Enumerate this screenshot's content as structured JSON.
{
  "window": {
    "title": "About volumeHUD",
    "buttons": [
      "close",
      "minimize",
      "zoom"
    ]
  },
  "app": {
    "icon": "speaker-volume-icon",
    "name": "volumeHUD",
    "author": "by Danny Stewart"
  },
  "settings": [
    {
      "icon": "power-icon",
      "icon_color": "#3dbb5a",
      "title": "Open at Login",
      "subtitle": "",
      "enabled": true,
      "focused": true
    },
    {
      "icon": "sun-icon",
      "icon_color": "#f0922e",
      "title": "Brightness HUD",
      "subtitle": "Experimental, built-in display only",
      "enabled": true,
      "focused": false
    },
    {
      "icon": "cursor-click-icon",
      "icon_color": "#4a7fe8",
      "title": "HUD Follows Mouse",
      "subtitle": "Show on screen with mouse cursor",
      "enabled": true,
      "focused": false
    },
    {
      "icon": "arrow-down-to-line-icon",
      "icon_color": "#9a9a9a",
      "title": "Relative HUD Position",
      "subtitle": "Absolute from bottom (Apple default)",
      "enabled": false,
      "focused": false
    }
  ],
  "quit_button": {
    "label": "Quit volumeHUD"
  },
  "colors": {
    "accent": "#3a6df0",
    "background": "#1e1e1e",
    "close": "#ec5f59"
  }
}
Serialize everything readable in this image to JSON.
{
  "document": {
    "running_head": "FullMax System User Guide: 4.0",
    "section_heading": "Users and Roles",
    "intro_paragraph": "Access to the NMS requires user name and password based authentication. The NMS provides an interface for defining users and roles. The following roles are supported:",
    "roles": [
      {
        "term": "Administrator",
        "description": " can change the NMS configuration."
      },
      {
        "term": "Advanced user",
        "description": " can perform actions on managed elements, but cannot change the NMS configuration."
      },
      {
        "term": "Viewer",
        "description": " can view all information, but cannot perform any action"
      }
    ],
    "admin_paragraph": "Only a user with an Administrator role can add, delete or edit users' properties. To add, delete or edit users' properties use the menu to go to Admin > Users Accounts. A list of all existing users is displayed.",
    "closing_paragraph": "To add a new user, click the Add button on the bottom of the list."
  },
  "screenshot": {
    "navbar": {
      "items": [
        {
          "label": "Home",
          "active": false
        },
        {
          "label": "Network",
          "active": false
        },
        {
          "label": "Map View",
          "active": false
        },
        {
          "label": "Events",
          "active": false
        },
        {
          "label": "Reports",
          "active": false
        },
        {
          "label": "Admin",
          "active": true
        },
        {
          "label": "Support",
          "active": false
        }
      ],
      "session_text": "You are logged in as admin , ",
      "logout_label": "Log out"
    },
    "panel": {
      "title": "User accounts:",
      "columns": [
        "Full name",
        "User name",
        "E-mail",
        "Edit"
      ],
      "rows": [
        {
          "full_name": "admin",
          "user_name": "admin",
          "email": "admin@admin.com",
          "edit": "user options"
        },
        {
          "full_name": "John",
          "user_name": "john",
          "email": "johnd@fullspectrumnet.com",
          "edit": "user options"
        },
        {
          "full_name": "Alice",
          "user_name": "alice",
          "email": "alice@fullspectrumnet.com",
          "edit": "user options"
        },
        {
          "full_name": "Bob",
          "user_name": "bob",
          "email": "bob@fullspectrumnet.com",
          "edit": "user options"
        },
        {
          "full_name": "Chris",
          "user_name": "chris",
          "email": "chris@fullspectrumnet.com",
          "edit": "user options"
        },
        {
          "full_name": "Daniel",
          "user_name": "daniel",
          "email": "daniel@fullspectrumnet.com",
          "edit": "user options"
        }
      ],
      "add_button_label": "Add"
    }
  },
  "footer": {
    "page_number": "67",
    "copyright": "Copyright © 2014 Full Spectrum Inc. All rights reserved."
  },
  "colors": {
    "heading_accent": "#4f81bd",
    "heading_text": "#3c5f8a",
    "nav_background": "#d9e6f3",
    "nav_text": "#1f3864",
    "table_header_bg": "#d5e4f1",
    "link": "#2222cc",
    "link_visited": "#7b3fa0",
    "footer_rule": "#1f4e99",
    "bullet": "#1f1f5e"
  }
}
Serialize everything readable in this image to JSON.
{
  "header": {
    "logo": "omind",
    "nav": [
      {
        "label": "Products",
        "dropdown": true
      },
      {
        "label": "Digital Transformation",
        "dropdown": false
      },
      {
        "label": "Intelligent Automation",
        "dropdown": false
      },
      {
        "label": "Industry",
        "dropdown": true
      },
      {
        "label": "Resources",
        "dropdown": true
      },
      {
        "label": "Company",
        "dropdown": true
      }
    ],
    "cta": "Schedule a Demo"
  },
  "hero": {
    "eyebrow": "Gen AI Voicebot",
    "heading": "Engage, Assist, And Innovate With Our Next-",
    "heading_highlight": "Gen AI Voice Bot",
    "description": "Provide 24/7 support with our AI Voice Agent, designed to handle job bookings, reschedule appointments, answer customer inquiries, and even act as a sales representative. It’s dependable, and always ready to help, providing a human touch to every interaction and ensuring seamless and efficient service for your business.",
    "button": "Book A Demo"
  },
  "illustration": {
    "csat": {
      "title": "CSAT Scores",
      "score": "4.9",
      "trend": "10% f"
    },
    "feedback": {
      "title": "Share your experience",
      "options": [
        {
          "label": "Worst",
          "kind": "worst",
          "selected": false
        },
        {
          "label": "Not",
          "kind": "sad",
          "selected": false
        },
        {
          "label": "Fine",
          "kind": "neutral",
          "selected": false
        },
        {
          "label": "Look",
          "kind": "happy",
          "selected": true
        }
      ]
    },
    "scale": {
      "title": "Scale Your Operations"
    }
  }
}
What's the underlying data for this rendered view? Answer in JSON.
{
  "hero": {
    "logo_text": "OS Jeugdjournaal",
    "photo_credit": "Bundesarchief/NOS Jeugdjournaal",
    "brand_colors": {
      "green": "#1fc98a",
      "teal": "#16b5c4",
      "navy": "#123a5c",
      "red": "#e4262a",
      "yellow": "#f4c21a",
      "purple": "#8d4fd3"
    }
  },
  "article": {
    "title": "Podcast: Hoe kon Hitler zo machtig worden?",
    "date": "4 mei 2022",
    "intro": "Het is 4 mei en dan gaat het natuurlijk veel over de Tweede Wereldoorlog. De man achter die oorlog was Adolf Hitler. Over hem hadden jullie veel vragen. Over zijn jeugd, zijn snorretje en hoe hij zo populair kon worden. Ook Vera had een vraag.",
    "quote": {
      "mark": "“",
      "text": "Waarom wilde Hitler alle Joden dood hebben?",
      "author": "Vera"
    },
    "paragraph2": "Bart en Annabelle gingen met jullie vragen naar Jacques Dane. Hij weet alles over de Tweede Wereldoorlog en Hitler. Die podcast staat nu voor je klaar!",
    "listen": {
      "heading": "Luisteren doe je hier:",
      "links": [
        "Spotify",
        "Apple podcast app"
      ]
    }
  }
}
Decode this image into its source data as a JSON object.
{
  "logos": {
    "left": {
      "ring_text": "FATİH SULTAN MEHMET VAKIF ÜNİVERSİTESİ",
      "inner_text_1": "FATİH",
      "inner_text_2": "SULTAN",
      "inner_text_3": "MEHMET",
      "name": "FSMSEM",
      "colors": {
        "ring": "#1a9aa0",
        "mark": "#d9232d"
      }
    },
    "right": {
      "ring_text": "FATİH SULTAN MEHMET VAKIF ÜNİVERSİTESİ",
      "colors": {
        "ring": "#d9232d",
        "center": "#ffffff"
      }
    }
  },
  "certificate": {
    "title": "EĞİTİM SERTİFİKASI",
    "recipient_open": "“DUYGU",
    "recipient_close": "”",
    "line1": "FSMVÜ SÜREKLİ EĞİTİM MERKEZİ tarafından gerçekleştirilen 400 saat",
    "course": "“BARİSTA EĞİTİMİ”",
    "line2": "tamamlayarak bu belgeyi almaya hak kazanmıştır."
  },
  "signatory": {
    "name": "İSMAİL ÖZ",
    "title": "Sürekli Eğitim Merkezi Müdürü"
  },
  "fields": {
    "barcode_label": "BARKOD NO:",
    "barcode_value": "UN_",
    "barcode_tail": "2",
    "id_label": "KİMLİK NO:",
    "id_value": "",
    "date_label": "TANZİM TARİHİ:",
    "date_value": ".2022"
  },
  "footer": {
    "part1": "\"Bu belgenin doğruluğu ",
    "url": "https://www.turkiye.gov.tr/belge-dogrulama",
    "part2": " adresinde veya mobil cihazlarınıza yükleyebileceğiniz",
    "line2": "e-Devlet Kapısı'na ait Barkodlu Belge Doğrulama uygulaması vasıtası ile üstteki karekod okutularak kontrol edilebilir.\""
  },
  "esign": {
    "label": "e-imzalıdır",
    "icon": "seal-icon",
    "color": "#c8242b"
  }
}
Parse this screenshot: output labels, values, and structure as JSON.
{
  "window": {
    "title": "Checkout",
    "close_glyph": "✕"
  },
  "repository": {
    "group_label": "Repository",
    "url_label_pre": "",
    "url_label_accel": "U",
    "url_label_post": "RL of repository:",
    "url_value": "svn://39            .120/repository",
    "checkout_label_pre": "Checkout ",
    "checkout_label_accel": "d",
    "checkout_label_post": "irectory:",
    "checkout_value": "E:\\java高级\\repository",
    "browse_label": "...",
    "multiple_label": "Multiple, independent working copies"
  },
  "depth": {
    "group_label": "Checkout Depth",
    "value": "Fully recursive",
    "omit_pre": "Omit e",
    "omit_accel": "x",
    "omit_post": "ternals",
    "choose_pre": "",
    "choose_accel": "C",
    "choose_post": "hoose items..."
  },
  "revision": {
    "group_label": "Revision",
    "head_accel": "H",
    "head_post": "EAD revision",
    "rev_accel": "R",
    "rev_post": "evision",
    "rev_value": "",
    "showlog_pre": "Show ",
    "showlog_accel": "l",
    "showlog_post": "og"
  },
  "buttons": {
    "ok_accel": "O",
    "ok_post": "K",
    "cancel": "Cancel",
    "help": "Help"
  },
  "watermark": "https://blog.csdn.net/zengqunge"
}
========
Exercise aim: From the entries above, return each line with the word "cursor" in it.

Exercise response:
      "icon": "cursor-click-icon",
      "subtitle": "Show on screen with mouse cursor",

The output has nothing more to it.